Anyone familiar with Dungeons & Dragons is probably aware that when it comes to religion, the game steers people away from current theologies with a vigor generally used to avoid being gored by a bull in Pamplona. They even go so far as to promote long-dead polytheistic religions, suggesting that ancient mythological deities such as Odin, Zeus, and Jupiter are more appropriate for fantasy gaming. Even fictional powers like Cthulhu are preferred over trying to role-play a Christian, Jew, or Muslim. This serves a very important purpose: you are not likely to infuriate somebody in real life for playing a mocking version of a Priestess of the ancient Sumerian god Anu, but if you are a drunken Rabbi with a penchant for bologna sandwiches, you might just tick somebody off.
I’ve chosen a different course for my world. There are some pagan religions floating about for the players to interact and wrestle with, but for the most part, I follow a more simplistic approach to how religion and supernatural power is portrayed. One can find elements of the world’s main religions in the fantasy setting in which Slothjemia is nestled, but it is not glaringly obvious as to what those beliefs really are.

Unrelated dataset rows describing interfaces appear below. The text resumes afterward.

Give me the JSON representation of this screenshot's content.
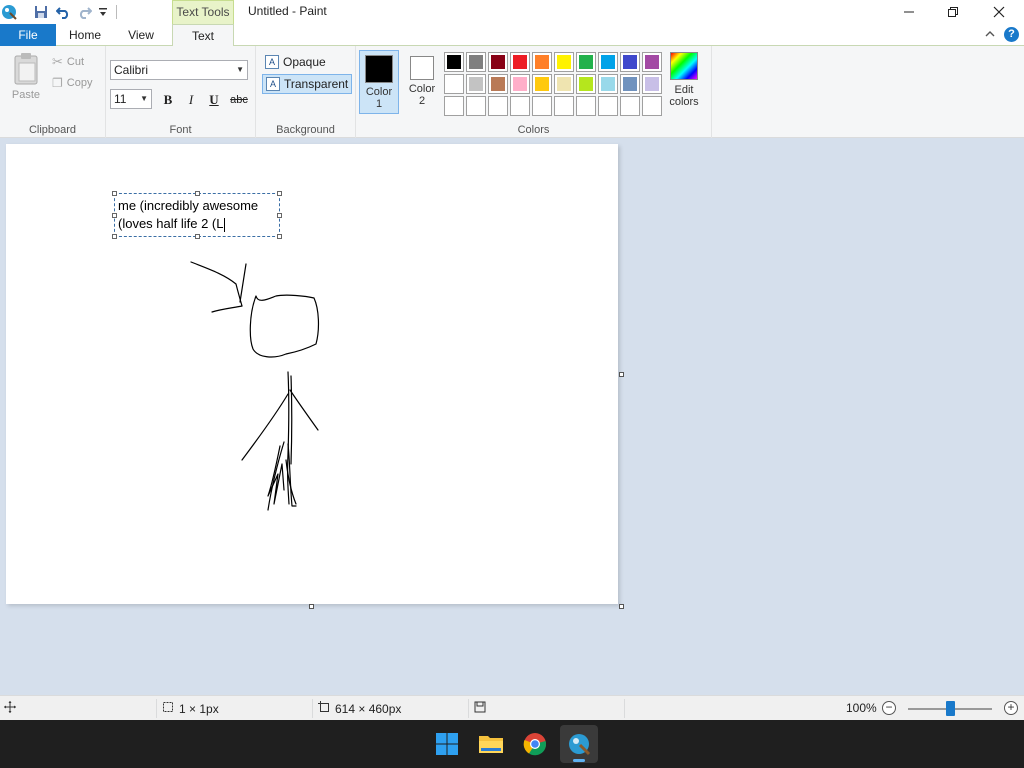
{
  "window": {
    "title": "Untitled - Paint",
    "contextual_tab": "Text Tools"
  },
  "tabs": [
    {
      "label": "File"
    },
    {
      "label": "Home"
    },
    {
      "label": "View"
    },
    {
      "label": "Text",
      "active": true
    }
  ],
  "clipboard": {
    "paste": "Paste",
    "cut": "Cut",
    "copy": "Copy",
    "label": "Clipboard"
  },
  "font": {
    "family": "Calibri",
    "size": "11",
    "bold": "B",
    "italic": "I",
    "underline": "U",
    "strikethrough": "abc",
    "label": "Font"
  },
  "background": {
    "opaque": "Opaque",
    "transparent": "Transparent",
    "selected": "transparent",
    "label": "Background"
  },
  "colors": {
    "color1_label": "Color\n1",
    "color1_value": "#000000",
    "color2_label": "Color\n2",
    "color2_value": "#ffffff",
    "label": "Colors",
    "edit_label": "Edit\ncolors",
    "palette": [
      "#000000",
      "#7f7f7f",
      "#880015",
      "#ed1c24",
      "#ff7f27",
      "#fff200",
      "#22b14c",
      "#00a2e8",
      "#3f48cc",
      "#a349a4",
      "#ffffff",
      "#c3c3c3",
      "#b97a57",
      "#ffaec9",
      "#ffc90e",
      "#efe4b0",
      "#b5e61d",
      "#99d9ea",
      "#7092be",
      "#c8bfe7",
      "#ffffff",
      "#ffffff",
      "#ffffff",
      "#ffffff",
      "#ffffff",
      "#ffffff",
      "#ffffff",
      "#ffffff",
      "#ffffff",
      "#ffffff"
    ]
  },
  "canvas": {
    "text_line1": "me (incredibly awesome",
    "text_line2": "(loves half life 2 (L"
  },
  "status": {
    "selection_size": "1 × 1px",
    "image_size": "614 × 460px",
    "zoom": "100%",
    "zoom_level": 1.0
  },
  "taskbar": {
    "apps": [
      "start",
      "file-explorer",
      "chrome",
      "paint"
    ],
    "active": "paint"
  }
}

The Church and it’s influence in Slothjemia is one example. There is not a perfect correlation between how it is portrayed and a historical sample, but the gist of it is that there was once a very powerful, centralized Church. It was broken apart, however, and the conflicting traditions and languages of the many splinters have tugged them into being different from the others, either in small or big ways. Without playing on actual denominations within a greater belief system, this is how priests, clerics, and paladins vary from one place to another. Heck, there might even be a conflict within a nation dealing with rival factions among their clergy. The details are not as important as the story in which the players are immersed, and since this is an escape from reality, not another way of making life suck even harder, those details are best left unexplored.
It should be no surprise, then, that it seems as though real-world theology keeps poking into the fantasy world of Slothjemia. That is by design. Because at the risk of offending Christians, there is only so much moral guidance that can be provided by close adherence to the teachings of Bastet, unless one has an affinity for catnip, taking naps, and pooping in sand. That makes a game difficult to manage. Might make for a better reality, but for a game, or a story, that is just ridiculous.